Material to process ::

= = =

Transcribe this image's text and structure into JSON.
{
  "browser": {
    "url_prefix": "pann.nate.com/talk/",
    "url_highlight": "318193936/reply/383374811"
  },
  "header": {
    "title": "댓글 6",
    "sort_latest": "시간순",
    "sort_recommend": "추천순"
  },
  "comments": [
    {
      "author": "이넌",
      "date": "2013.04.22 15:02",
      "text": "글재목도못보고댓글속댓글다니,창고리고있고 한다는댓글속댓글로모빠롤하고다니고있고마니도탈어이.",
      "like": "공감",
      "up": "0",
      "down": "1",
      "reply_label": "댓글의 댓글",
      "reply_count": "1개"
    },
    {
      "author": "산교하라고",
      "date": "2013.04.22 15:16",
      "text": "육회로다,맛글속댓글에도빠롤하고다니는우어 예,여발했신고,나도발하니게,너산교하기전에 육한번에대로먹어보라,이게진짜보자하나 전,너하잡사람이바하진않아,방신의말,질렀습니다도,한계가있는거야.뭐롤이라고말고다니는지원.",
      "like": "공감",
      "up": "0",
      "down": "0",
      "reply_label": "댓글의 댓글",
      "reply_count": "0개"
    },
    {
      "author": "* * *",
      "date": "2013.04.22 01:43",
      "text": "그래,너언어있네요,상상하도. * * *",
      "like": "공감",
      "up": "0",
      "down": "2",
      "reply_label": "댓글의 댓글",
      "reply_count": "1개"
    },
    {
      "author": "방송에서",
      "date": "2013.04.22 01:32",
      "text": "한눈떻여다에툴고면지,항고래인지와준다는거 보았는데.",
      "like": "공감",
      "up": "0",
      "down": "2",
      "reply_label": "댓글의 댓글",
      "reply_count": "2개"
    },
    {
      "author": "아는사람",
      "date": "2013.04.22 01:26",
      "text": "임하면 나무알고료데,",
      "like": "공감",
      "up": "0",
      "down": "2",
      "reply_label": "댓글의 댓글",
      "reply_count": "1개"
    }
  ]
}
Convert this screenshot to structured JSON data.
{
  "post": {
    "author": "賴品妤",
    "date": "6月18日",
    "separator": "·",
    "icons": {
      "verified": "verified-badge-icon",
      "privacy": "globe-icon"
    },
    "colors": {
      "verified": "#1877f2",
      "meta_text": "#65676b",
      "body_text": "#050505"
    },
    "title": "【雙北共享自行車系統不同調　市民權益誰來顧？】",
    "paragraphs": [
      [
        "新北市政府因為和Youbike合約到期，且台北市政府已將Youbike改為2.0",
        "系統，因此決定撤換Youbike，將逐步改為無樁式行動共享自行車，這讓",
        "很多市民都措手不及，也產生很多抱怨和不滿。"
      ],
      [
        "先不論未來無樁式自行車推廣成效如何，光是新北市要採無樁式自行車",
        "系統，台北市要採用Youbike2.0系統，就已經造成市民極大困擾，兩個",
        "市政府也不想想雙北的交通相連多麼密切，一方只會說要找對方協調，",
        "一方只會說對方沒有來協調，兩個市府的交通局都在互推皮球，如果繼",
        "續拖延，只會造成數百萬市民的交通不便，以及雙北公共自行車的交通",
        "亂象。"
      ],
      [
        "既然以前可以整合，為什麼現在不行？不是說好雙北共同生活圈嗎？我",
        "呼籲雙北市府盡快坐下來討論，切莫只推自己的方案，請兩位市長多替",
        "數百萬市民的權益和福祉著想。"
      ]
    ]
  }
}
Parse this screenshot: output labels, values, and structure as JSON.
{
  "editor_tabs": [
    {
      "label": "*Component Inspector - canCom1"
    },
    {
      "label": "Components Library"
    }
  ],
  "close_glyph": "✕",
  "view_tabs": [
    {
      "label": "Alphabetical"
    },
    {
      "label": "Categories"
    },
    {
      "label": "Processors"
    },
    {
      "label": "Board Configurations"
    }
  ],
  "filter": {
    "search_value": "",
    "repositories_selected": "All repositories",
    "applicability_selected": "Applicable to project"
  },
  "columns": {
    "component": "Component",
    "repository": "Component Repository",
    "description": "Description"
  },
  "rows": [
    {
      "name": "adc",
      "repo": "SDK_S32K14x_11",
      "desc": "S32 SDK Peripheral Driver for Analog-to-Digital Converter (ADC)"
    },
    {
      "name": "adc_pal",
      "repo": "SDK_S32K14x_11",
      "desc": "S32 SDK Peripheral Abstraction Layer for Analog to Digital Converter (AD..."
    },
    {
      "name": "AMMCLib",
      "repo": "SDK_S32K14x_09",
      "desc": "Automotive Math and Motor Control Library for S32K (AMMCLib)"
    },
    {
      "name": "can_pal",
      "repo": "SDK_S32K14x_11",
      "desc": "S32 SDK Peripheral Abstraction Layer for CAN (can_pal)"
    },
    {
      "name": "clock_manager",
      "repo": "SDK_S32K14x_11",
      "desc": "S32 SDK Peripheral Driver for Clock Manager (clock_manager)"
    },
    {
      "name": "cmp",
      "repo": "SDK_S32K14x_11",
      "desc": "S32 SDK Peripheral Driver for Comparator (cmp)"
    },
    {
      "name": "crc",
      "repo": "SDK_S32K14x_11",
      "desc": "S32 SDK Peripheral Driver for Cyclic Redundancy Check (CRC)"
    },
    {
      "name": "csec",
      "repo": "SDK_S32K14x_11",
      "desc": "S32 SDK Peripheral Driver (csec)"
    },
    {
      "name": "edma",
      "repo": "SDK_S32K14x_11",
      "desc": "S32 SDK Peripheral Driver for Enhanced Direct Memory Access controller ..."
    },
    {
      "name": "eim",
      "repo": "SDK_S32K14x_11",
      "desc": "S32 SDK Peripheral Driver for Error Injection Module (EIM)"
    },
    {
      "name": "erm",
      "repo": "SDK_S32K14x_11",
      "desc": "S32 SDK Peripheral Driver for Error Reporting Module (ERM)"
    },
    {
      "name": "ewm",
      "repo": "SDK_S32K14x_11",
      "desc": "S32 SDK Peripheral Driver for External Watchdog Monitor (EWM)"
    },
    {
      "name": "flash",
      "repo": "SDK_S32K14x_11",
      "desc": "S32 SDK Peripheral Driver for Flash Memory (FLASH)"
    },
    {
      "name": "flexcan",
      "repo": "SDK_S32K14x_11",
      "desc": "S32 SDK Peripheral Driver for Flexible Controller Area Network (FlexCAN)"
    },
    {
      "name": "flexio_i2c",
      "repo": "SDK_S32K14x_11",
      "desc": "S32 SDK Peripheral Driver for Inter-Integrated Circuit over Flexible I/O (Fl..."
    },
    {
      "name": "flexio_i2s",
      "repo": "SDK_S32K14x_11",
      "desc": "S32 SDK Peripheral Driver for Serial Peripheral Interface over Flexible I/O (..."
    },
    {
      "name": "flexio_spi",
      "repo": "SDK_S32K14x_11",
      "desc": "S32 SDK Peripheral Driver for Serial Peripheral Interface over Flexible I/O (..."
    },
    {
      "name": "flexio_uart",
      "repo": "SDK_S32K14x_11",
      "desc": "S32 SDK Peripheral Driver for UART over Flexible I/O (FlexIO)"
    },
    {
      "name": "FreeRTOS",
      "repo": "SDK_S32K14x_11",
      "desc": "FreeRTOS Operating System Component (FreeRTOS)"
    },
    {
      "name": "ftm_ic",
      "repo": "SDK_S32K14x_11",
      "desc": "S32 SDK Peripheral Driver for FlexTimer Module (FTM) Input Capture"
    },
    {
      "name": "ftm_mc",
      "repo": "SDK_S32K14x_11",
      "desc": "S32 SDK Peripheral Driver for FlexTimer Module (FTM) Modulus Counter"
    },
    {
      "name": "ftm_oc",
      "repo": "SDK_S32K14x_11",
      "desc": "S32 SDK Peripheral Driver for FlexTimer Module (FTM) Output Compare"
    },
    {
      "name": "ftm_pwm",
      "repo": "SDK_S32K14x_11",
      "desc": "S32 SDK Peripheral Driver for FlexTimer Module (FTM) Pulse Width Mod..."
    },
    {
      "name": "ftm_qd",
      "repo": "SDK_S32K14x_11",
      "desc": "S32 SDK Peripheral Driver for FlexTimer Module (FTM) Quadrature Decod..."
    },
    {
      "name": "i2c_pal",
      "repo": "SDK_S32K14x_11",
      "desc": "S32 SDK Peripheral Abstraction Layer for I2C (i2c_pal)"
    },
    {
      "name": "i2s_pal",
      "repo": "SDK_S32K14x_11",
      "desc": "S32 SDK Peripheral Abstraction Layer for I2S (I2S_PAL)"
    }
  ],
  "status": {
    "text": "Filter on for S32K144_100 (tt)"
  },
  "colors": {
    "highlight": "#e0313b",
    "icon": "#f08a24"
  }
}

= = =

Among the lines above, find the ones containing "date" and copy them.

      "date": "2013.04.22 15:02",
      "date": "2013.04.22 15:16",
      "date": "2013.04.22 01:43",
      "date": "2013.04.22 01:32",
      "date": "2013.04.22 01:26",
    "date": "6月18日",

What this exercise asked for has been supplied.